**YOUR GOAL**
Each line of the data below should be restated exactly, with images left out.

*****

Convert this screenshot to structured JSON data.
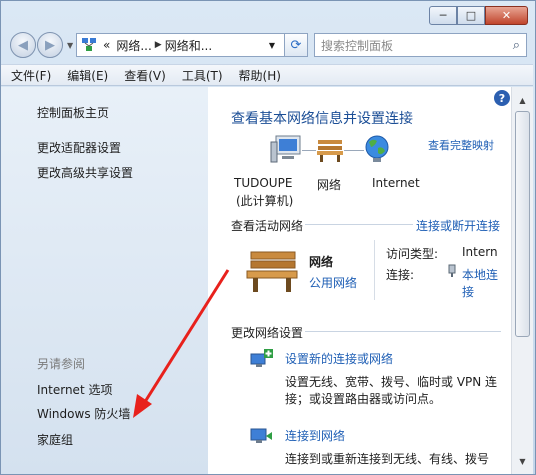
{
  "window": {
    "minimize": "─",
    "maximize": "□",
    "close": "✕"
  },
  "address_bar": {
    "prefix": "«",
    "crumbs": [
      "网络...",
      "网络和..."
    ],
    "refresh": "⟳"
  },
  "search": {
    "placeholder": "搜索控制面板"
  },
  "menu": [
    "文件(F)",
    "编辑(E)",
    "查看(V)",
    "工具(T)",
    "帮助(H)"
  ],
  "sidebar": {
    "items": [
      "控制面板主页",
      "更改适配器设置",
      "更改高级共享设置"
    ],
    "see_also_header": "另请参阅",
    "see_also": [
      "Internet 选项",
      "Windows 防火墙",
      "家庭组"
    ]
  },
  "main": {
    "title": "查看基本网络信息并设置连接",
    "full_map_link": "查看完整映射",
    "map_nodes": [
      {
        "label": "TUDOUPE",
        "sublabel": "(此计算机)",
        "icon": "computer-icon"
      },
      {
        "label": "网络",
        "sublabel": "",
        "icon": "bench-icon"
      },
      {
        "label": "Internet",
        "sublabel": "",
        "icon": "globe-icon"
      }
    ],
    "active_networks_label": "查看活动网络",
    "connect_disconnect_link": "连接或断开连接",
    "network": {
      "name": "网络",
      "type_link": "公用网络",
      "access_type_label": "访问类型:",
      "access_type_value": "Interne",
      "connection_label": "连接:",
      "connection_value_line1": "本地连",
      "connection_value_line2": "接"
    },
    "change_settings_label": "更改网络设置",
    "tasks": [
      {
        "title": "设置新的连接或网络",
        "desc_line1": "设置无线、宽带、拨号、临时或 VPN 连",
        "desc_line2": "接；或设置路由器或访问点。",
        "icon": "new-connection-icon"
      },
      {
        "title": "连接到网络",
        "desc_line1": "连接到或重新连接到无线、有线、拨号",
        "icon": "connect-network-icon"
      }
    ]
  },
  "colors": {
    "link": "#1f5fb5",
    "title": "#1b4e96",
    "sidebar_bg": "#dce7f3",
    "arrow": "#e8211c"
  }
}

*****

**SOLUTION FOR THIS TASK**
Convert this screenshot to structured JSON data.
{
  "window": {
    "minimize": "─",
    "maximize": "□",
    "close": "✕"
  },
  "address_bar": {
    "prefix": "«",
    "crumbs": [
      "网络...",
      "网络和..."
    ],
    "refresh": "⟳"
  },
  "search": {
    "placeholder": "搜索控制面板"
  },
  "menu": [
    "文件(F)",
    "编辑(E)",
    "查看(V)",
    "工具(T)",
    "帮助(H)"
  ],
  "sidebar": {
    "items": [
      "控制面板主页",
      "更改适配器设置",
      "更改高级共享设置"
    ],
    "see_also_header": "另请参阅",
    "see_also": [
      "Internet 选项",
      "Windows 防火墙",
      "家庭组"
    ]
  },
  "main": {
    "title": "查看基本网络信息并设置连接",
    "full_map_link": "查看完整映射",
    "map_nodes": [
      {
        "label": "TUDOUPE",
        "sublabel": "(此计算机)",
        "icon": "computer-icon"
      },
      {
        "label": "网络",
        "sublabel": "",
        "icon": "bench-icon"
      },
      {
        "label": "Internet",
        "sublabel": "",
        "icon": "globe-icon"
      }
    ],
    "active_networks_label": "查看活动网络",
    "connect_disconnect_link": "连接或断开连接",
    "network": {
      "name": "网络",
      "type_link": "公用网络",
      "access_type_label": "访问类型:",
      "access_type_value": "Interne",
      "connection_label": "连接:",
      "connection_value_line1": "本地连",
      "connection_value_line2": "接"
    },
    "change_settings_label": "更改网络设置",
    "tasks": [
      {
        "title": "设置新的连接或网络",
        "desc_line1": "设置无线、宽带、拨号、临时或 VPN 连",
        "desc_line2": "接；或设置路由器或访问点。",
        "icon": "new-connection-icon"
      },
      {
        "title": "连接到网络",
        "desc_line1": "连接到或重新连接到无线、有线、拨号",
        "icon": "connect-network-icon"
      }
    ]
  },
  "colors": {
    "link": "#1f5fb5",
    "title": "#1b4e96",
    "sidebar_bg": "#dce7f3",
    "arrow": "#e8211c"
  }
}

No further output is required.